Egypt is overhauling its cotton industry. Machines in cotton weaving, ginning and spinning factories don’t handle production of extra-long staple cotton. They operate only with imported short-staple cotton. These obsolete machines will be replaced. Some of the machines in the ginning factories date back to 1878. Modernisation process will include merging some cotton plants, with the aim of increasing production fourfold in coming years. Funds to finance the project will come from the sale of unneeded textile industry assets. Factory upgrade will be the real beginning for modernising the whole industry and is expected to have strong effects on competitive edge of textile products in local and international markets. The first modernised ginning plant is to begin operations in April. It is among 11 ginning plants being overhauled, along with several weaving and spinning factories.

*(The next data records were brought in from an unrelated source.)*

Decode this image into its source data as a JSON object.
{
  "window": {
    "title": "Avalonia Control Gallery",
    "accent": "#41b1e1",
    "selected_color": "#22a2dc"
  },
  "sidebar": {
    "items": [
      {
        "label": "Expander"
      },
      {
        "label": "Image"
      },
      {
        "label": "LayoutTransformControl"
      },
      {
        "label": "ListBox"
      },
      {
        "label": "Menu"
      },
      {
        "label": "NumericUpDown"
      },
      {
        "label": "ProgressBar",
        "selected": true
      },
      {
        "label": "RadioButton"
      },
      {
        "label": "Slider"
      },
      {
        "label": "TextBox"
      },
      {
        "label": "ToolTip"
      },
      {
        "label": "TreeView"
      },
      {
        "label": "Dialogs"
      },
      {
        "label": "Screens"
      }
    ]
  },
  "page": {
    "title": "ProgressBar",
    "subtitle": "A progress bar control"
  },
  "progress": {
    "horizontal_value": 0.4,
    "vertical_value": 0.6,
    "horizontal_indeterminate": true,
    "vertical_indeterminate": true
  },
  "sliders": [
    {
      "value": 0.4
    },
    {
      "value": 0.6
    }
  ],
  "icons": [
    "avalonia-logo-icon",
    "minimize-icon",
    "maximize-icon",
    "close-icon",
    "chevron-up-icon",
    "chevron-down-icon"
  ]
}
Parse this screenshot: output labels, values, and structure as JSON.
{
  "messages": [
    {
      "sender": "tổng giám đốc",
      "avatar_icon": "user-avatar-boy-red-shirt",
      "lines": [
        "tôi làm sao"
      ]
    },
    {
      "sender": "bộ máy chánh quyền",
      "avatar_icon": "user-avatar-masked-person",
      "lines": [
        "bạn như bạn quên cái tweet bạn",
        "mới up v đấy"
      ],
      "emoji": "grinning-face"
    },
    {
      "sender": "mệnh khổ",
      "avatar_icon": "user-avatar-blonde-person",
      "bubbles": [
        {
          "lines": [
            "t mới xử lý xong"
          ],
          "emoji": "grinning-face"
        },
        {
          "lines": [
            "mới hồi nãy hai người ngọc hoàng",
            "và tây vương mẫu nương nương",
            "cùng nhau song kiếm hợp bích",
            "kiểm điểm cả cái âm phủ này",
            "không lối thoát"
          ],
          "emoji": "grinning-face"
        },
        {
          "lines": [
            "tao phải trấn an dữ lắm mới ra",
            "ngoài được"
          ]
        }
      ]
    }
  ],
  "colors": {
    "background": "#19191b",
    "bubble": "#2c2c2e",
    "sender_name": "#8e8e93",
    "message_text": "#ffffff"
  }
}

Egypt has comparatively rich advantages in cotton raw materials, extremely preferential trade policies and low production factor costs, which provide a good basis for further development of the textile and garment industry. The Egyptian textile industry contributes almost three per cent of GDP, employs one-third of the industrial labor and generates exports that are 15 per cent of Egypt’s non-oil exports. The industry has been, however, beaten out in the past two decades by the invasion of cheaper products from other countries.